- Opening Delimiter -

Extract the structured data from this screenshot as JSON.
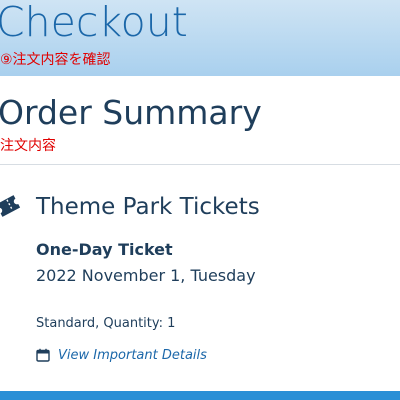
{
  "header": {
    "title": "Checkout",
    "annotation": "⑨注文内容を確認"
  },
  "summary": {
    "title": "Order Summary",
    "annotation": "注文内容"
  },
  "product": {
    "icon": "ticket-icon",
    "title": "Theme Park Tickets",
    "ticket_type": "One-Day Ticket",
    "date": "2022 November 1, Tuesday",
    "quantity_text": "Standard, Quantity: 1",
    "details_link": {
      "icon": "calendar-icon",
      "label": "View Important Details"
    }
  },
  "colors": {
    "header_text": "#1b67a9",
    "body_text": "#1f3e5b",
    "annotation": "#e00000",
    "link": "#1b67a9",
    "bottom_bar": "#2a8fd6"
  }
}
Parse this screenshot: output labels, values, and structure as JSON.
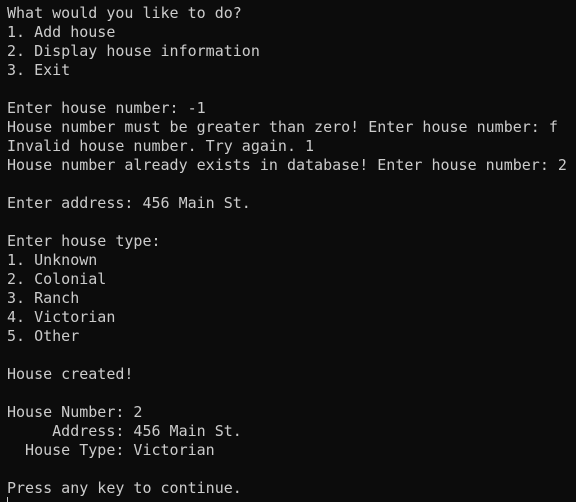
{
  "terminal": {
    "lines": [
      "What would you like to do?",
      "1. Add house",
      "2. Display house information",
      "3. Exit",
      "",
      "Enter house number: -1",
      "House number must be greater than zero! Enter house number: f",
      "Invalid house number. Try again. 1",
      "House number already exists in database! Enter house number: 2",
      "",
      "Enter address: 456 Main St.",
      "",
      "Enter house type:",
      "1. Unknown",
      "2. Colonial",
      "3. Ranch",
      "4. Victorian",
      "5. Other",
      "",
      "House created!",
      "",
      "House Number: 2",
      "     Address: 456 Main St.",
      "  House Type: Victorian",
      "",
      "Press any key to continue."
    ]
  },
  "colors": {
    "background": "#0c0c0c",
    "foreground": "#cccccc"
  }
}
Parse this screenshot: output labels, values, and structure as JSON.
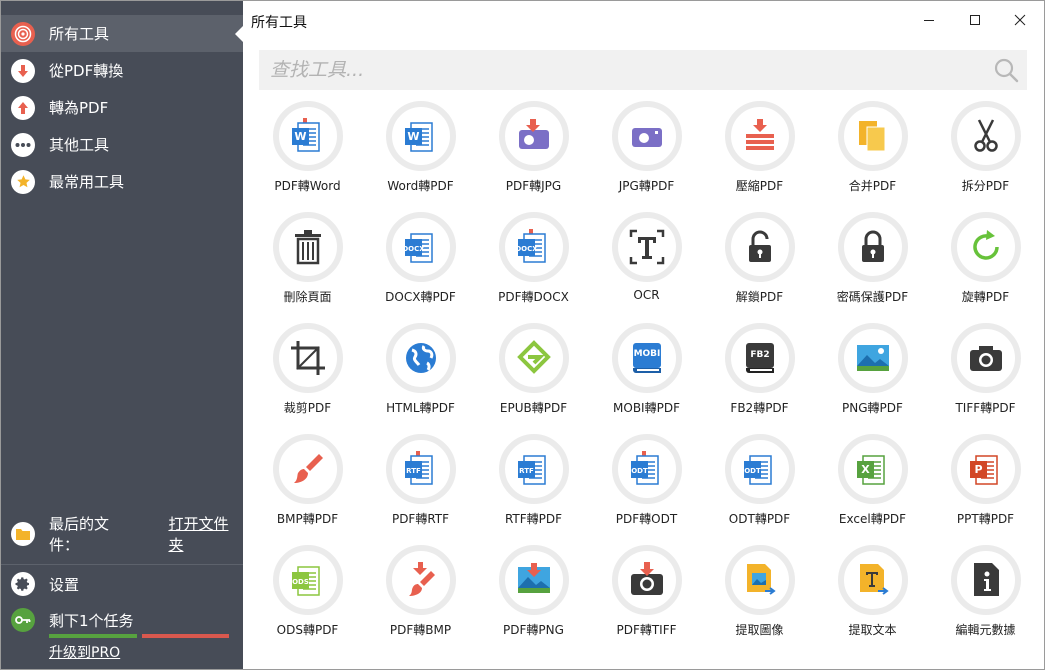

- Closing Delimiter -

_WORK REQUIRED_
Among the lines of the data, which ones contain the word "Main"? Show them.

_EXERCISE SOLUTION_
      "Enter address: 456 Main St.",
      "     Address: 456 Main St.",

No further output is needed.